“Jack has been kind enough to give us a wonderful history,” Pickering said. “I wanted, selfishly, to get it all in one place. It’s just a treasure.”

She had a little bit of knowledge about Fall City history and a little experience editing and proofreading books as she had worked on the fourth-edition revision of “Fall City The Valley of The Moon” in 2004.

Together, and with endless support from Jack’s wife Judy, the pair began the tedious job of editing Jack’s writing, checking facts, finding photographs and learning more from fellow Fall City residents.
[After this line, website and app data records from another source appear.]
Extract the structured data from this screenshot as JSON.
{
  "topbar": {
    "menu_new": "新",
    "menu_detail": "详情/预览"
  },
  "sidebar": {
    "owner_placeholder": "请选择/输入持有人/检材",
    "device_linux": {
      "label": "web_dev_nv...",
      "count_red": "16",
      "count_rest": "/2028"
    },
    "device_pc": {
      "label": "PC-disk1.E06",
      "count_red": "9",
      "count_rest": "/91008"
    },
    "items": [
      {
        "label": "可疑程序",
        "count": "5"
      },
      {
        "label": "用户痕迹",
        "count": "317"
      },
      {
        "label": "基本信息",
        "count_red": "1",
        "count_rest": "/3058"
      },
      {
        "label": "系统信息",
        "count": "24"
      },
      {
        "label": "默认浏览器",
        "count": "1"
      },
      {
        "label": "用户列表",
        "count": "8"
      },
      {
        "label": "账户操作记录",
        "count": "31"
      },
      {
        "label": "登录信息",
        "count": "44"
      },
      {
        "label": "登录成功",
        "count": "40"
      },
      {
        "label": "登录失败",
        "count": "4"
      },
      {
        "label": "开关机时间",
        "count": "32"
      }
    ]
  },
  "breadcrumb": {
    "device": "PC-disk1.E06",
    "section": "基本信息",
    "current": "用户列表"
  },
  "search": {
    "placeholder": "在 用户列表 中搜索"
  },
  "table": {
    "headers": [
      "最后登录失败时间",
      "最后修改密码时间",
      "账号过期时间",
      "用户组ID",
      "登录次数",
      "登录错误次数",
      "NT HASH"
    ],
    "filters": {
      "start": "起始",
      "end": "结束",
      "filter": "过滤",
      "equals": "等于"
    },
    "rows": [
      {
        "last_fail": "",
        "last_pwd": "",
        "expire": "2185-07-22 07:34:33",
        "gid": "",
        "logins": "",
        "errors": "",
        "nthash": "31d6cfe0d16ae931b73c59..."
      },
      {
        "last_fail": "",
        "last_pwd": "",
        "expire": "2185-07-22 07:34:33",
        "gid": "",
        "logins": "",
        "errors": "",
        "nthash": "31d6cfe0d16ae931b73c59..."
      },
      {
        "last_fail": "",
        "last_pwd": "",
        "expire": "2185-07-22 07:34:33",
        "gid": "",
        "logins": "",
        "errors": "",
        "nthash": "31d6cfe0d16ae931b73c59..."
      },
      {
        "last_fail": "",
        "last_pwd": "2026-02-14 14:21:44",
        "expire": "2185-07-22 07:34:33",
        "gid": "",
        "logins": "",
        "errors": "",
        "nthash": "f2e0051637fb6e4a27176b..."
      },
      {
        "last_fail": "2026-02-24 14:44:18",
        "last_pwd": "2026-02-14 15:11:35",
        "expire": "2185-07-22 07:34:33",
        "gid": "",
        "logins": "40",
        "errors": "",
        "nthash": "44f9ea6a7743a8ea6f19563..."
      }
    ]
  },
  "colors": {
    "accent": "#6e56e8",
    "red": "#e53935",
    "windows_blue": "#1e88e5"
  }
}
People dug through old trunks to find pictures and information for them, Pickering said.

To make it more manageable, they separated the book into three volumes. Then, the three of them met at least once a week to put their ideas together.

“Part of what made it interesting and bearable, we were always moving to new chapters,” Pickering said. “It gave us milestones.”

The trio’s research even prompted the start of the Fall City Historical Society in the fall of 2006. The historical society is just getting into gear now, but already has six members and a brochure to encourage membership, Pickering said. So far, the organization is working to develop a good system of recording, cataloging and archiving donated materials.

The highlight of the experience for the Kelleys was when Pickering came to the doorstep and asked to help with the book, Judy said.

“And reconnecting with people he hadn’t seen in a while,” she added.

For Pickering, there were two highlights. The first was discovering the Fall City Cemetery and its history. The second was when they took the book, only one-third finished, to a showing – sponsored by Fall City Arts – at the Masonic Hall in Fall City in June of 2005 where people could stop in and look at the first chapters.

“People were so excited about what the book was going to be like,” Pickering said.

When people realized the preview copy was only one-third of what the total product would be, “eyes widened,” she said.

Because of its size and content, it took a communitywide effort to cover the cost of publication. Many people made contributions, including Smith Brown Sterling Law Offices, Snoqualmie Valley Animal Hospital, Hot Off The Press, David Speikers, Steve Cato, Craig and Noma Edwards, Greg and Sabra Fawcett, Gordon Construction, Maggie and Phil Grate, Doug and Margie Burbridge, Gerry and Betty Ostrom, Roberta Yoshimura, Anne and Art Loring, Donna Driver-Kummen, Jon Kummen and a $200 matching grant from Snoqualmie Valley Historical Museum.

Even though the book was just finished, PIckering and Jack have sold more than 150 advance orders. These will receive a thank-you note, a purchase number indicating how many others had purchased the book first and a signature from Jack. Now that it is finished, it will go on sale Dec. 2 at the Fall City Holiday Market at Chief Kanim Middle School at 32627 S.E. Redmond-Fall City Road from 10 a.m. to 4 p.m. After Dec. 2, it will be sold at The River’s Edge at 33631 S.E. Redmond-Fall City Road in Fall City. The cost is $60 per copy. All proceeds from sales from the first printing of the book will be divided between the Fall City Community Association and Snoqualmie Valley Historical Museum.